The infographic above was designed by Slate magazine’s Andrew Kahn, to visualize the appalling scale of the trans-Atlantic slave trade “across time, as well as the flow of transport and eventual destinations. The dots—which represent individual slave ships—also correspond to the size of each voyage. The larger the dot, the more enslaved people on board. And if you pause the map and click on a dot, you’ll learn about the ship’s flag—was it British? Portuguese? French?—its origin point, its destination, and its history in the slave trade.”

This infographic is part of “The History of American Slavery,” a Slate Academy, authored by JAMELLE BOUIE and REBECCA ONION with special appearances by HENRY LOUIS GATES JR., where you can learn about America’s defining institution, as told through the lives of nine enslaved people.

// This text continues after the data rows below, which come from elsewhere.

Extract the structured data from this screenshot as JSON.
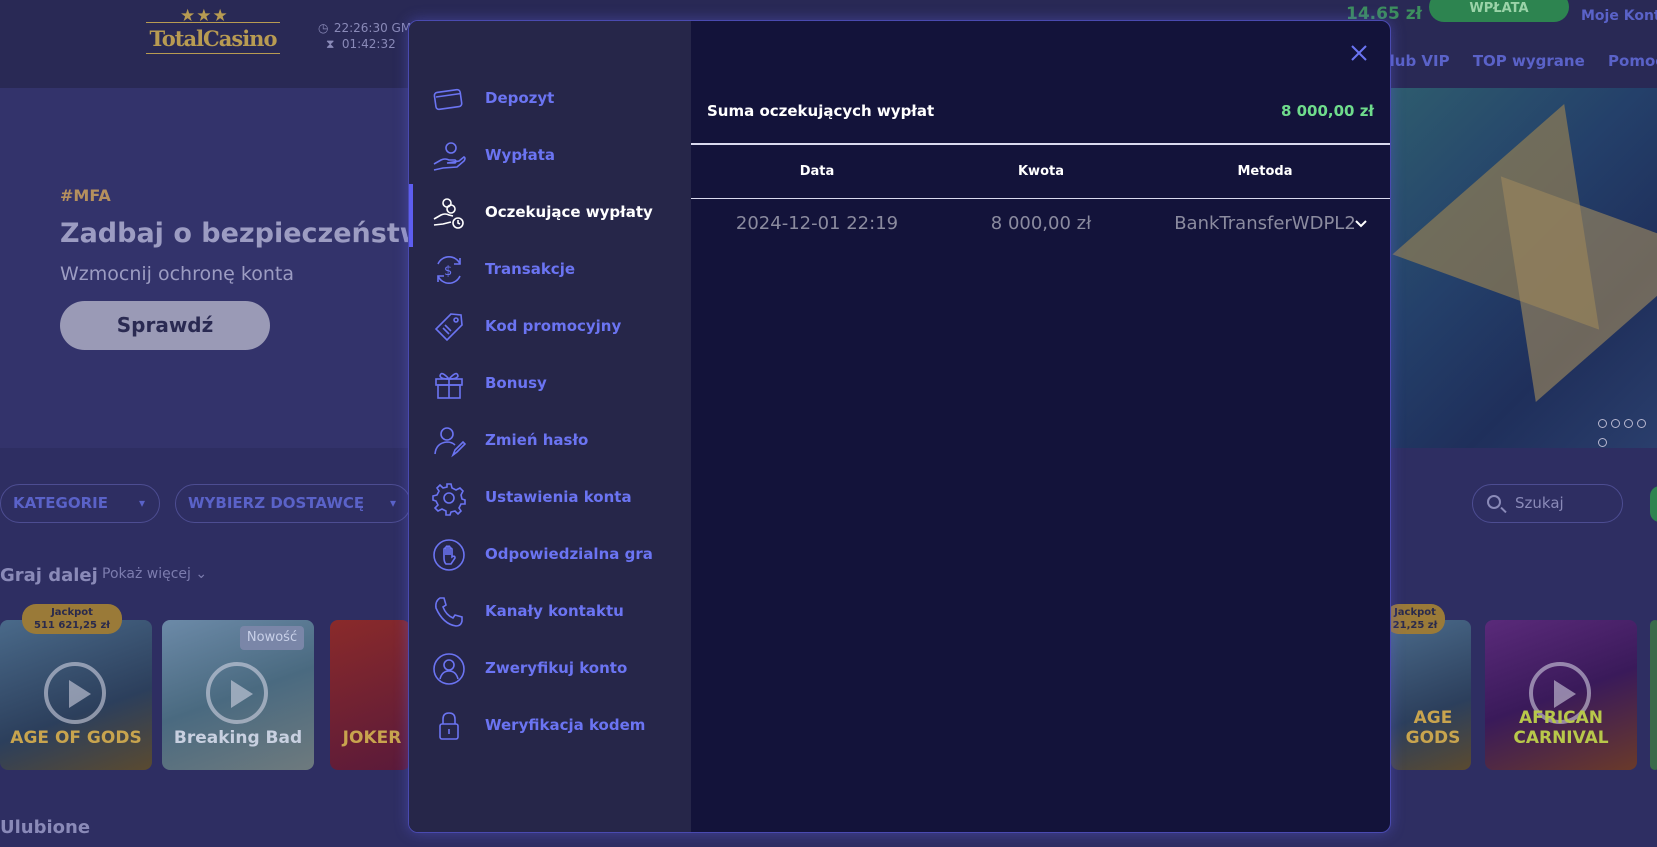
{
  "site": {
    "logo_text": "TotalCasino",
    "logo_stars": "★★★",
    "clock_time": "22:26:30 GM",
    "session_time": "01:42:32",
    "balance": "14.65 zł",
    "deposit_button": "WPŁATA",
    "account_link": "Moje Konto",
    "nav_links": [
      "Klub VIP",
      "TOP wygrane",
      "Pomoc"
    ],
    "hero": {
      "tag": "#MFA",
      "title": "Zadbaj o bezpieczeństwo",
      "subtitle": "Wzmocnij ochronę konta",
      "cta": "Sprawdź"
    },
    "filters": {
      "categories": "KATEGORIE",
      "provider": "WYBIERZ DOSTAWCĘ",
      "search_placeholder": "Szukaj"
    },
    "continue_section": {
      "title": "Graj dalej",
      "more": "Pokaż więcej"
    },
    "favorites_title": "Ulubione",
    "games": [
      {
        "name": "AGE OF GODS",
        "badge": "Jackpot",
        "jackpot": "511 621,25 zł"
      },
      {
        "name": "Breaking Bad",
        "badge": "Nowość"
      },
      {
        "name": "JOKER"
      },
      {
        "name": "AGE GODS",
        "badge": "Jackpot",
        "jackpot": "21,25 zł"
      },
      {
        "name": "AFRICAN CARNIVAL"
      }
    ]
  },
  "modal": {
    "menu": [
      {
        "label": "Depozyt",
        "icon": "card-icon"
      },
      {
        "label": "Wypłata",
        "icon": "hand-coin-icon"
      },
      {
        "label": "Oczekujące wypłaty",
        "icon": "pending-coins-icon",
        "active": true
      },
      {
        "label": "Transakcje",
        "icon": "dollar-cycle-icon"
      },
      {
        "label": "Kod promocyjny",
        "icon": "tag-icon"
      },
      {
        "label": "Bonusy",
        "icon": "gift-icon"
      },
      {
        "label": "Zmień hasło",
        "icon": "user-edit-icon"
      },
      {
        "label": "Ustawienia konta",
        "icon": "gear-icon"
      },
      {
        "label": "Odpowiedzialna gra",
        "icon": "hand-stop-icon"
      },
      {
        "label": "Kanały kontaktu",
        "icon": "phone-icon"
      },
      {
        "label": "Zweryfikuj konto",
        "icon": "user-circle-icon"
      },
      {
        "label": "Weryfikacja kodem",
        "icon": "lock-icon"
      }
    ],
    "summary": {
      "label": "Suma oczekujących wypłat",
      "value": "8 000,00 zł"
    },
    "table": {
      "headers": [
        "Data",
        "Kwota",
        "Metoda"
      ],
      "rows": [
        [
          "2024-12-01 22:19",
          "8 000,00 zł",
          "BankTransferWDPL2"
        ]
      ]
    },
    "colors": {
      "accent": "#6b74f2",
      "active_text": "#ffffff",
      "amount_green": "#6fdc8c"
    }
  }
}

The Trans-Atlantic Slave Trade Database documents nearly “36,000 slaving voyages that forcibly embarked over 10 million Africans for transport to the Americas between the sixteenth and nineteenth centuries. The actual number is estimated to have been as high as 12.5 million. The database and the separate estimates interface offer researchers, students and the general public a chance to rediscover the reality of one of the largest forced movements of peoples in world history.”

There are three principle resources for African-American genealogy research at the website:

The remarkable website is maintained through a partnership of the following institutions and funding agencies:

National Endowment for the Humanities
Hutchins Center for African and African American Research, Harvard University (USA)
Emory University
Libraries (USA)

The University of Hull (UK)
Universidade Federal do Rio de Janeiro (Brazil)
Victoria University of  Wellington (New Zealand)

Visualizing 315 Years of the Atlantic Slave Trade is essential reading for all of us.